[Data about app and page elements]

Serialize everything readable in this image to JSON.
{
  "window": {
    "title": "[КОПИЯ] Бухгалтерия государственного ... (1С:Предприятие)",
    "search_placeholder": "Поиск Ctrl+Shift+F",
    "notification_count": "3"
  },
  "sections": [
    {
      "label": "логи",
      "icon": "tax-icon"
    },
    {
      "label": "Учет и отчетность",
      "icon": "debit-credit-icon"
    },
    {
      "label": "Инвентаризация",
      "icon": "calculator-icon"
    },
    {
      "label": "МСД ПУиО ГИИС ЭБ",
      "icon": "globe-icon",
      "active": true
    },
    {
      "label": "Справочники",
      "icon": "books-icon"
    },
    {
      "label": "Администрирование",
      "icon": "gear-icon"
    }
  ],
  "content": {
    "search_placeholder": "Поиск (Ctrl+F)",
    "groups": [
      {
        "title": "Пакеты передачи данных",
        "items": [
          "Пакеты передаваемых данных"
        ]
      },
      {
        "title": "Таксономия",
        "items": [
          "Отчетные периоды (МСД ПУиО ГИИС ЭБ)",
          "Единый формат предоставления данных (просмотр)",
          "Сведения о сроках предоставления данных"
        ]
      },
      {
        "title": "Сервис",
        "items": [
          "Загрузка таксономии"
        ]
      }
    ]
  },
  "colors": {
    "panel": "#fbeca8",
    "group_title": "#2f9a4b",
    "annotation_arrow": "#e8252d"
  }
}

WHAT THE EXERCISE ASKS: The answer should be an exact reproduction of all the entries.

EXERCISE ANSWER:
Serialize everything readable in this image to JSON.
{
  "window": {
    "title": "[КОПИЯ] Бухгалтерия государственного ... (1С:Предприятие)",
    "search_placeholder": "Поиск Ctrl+Shift+F",
    "notification_count": "3"
  },
  "sections": [
    {
      "label": "логи",
      "icon": "tax-icon"
    },
    {
      "label": "Учет и отчетность",
      "icon": "debit-credit-icon"
    },
    {
      "label": "Инвентаризация",
      "icon": "calculator-icon"
    },
    {
      "label": "МСД ПУиО ГИИС ЭБ",
      "icon": "globe-icon",
      "active": true
    },
    {
      "label": "Справочники",
      "icon": "books-icon"
    },
    {
      "label": "Администрирование",
      "icon": "gear-icon"
    }
  ],
  "content": {
    "search_placeholder": "Поиск (Ctrl+F)",
    "groups": [
      {
        "title": "Пакеты передачи данных",
        "items": [
          "Пакеты передаваемых данных"
        ]
      },
      {
        "title": "Таксономия",
        "items": [
          "Отчетные периоды (МСД ПУиО ГИИС ЭБ)",
          "Единый формат предоставления данных (просмотр)",
          "Сведения о сроках предоставления данных"
        ]
      },
      {
        "title": "Сервис",
        "items": [
          "Загрузка таксономии"
        ]
      }
    ]
  },
  "colors": {
    "panel": "#fbeca8",
    "group_title": "#2f9a4b",
    "annotation_arrow": "#e8252d"
  }
}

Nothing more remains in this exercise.